WASHINGTON -  President Donald Trump vowed Saturday to improve floundering ties with Russia, while also reassuring close US allies he supports Nato. Trump faced a first legal defeat amid growing international alarm over his halt to refugees and travelers from certain Muslim majority countries, with a federal judge blocking part of the ban.

The temporary stay orders authorities to stop deporting dozens of refugees and other travelers who had been detained at US airports since Trump signed his measure Friday afternoon. British Prime Minister Theresa May indicated she does "not agree" with the restrictions, and will intervene if they affect UK nationals.

French President Francois Hollande warned of the "economic and political consequences" of the American leader's protectionist stance. Trump's sweeping executive order suspends the arrival of refugees for at least 120 days and bars visas for travelers from seven Muslim majority countries for the next three months. The move sparked large protests at major airports across the country. At New York's John F. Kennedy International Airport, some of the 2,000 demonstrators chanted "Let them in, let them in!"

Trump's friendly stance toward Putin, whom France and Germany accuse of seeking to undermine Western unity, is being scrutinized since he won the US election in November. The White House hailed the call with Putin as a "significant start" to better US-Russia ties, while the Kremlin said the pair agreed to develop relations "as equals" and to establish "real coordination" against the Islamic State group.
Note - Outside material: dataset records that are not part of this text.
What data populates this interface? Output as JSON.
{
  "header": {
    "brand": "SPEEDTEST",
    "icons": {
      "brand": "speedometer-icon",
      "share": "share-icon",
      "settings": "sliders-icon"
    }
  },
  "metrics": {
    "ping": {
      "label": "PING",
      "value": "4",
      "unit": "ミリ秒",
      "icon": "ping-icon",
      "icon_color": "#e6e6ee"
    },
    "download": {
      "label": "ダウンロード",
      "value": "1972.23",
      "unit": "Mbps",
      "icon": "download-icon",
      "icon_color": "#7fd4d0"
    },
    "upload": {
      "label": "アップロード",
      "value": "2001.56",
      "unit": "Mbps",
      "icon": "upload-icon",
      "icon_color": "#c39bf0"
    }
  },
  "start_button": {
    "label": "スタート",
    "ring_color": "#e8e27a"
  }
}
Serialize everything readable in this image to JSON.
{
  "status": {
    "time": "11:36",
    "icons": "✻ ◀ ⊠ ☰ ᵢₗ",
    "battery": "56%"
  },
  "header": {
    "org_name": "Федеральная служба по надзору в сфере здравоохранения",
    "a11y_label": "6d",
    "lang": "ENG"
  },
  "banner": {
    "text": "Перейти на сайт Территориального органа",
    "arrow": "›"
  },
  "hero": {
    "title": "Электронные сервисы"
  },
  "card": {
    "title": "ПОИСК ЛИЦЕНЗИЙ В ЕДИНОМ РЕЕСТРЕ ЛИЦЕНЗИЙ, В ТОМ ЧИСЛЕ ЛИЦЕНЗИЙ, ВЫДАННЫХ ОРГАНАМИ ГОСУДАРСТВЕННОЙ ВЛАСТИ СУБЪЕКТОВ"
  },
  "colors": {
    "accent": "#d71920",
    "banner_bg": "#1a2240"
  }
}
Trump took office last week with US-Russia relations at new Cold War-level lows amid accusations by American intelligence agencies that the Kremlin hacked Democratic Party emails as part of a pro-Trump campaign to influence November's election. The president -- who has raised the prospect of easing sanctions imposed against Russia after its annexation of Ukraine's Crimean Peninsula in 2014 -- has cast doubt on whether Russia meddled in the election.

In a flurry of calls that began early in the morning and rounded out an already frantically paced week, Trump spoke with Japanese Prime Minister Shinzo Abe, German Chancellor Angela Merkel, Putin, Hollande and Australian Prime Minister Malcolm Turnbull. The conversations gave the US president an early opportunity to explain new policies that have baffled and unnerved much of the rest of the world -- particularly his order to temporarily halt all refugee arrivals and those of travelers from Iran, Iraq, Libya, Somalia, Sudan, Syria and Yemen.

European leaders are also concerned about Trump's virulent criticism of Nato -- he has dubbed the transatlantic military alliance "obsolete" -- at a time when it stands as the main defense against Putin. But in his call with Merkel, Trump agreed on Nato's "fundamental importance," the White House said. The United States provides significant funding to Nato, and Trump has urged other member nations to step up their contributions.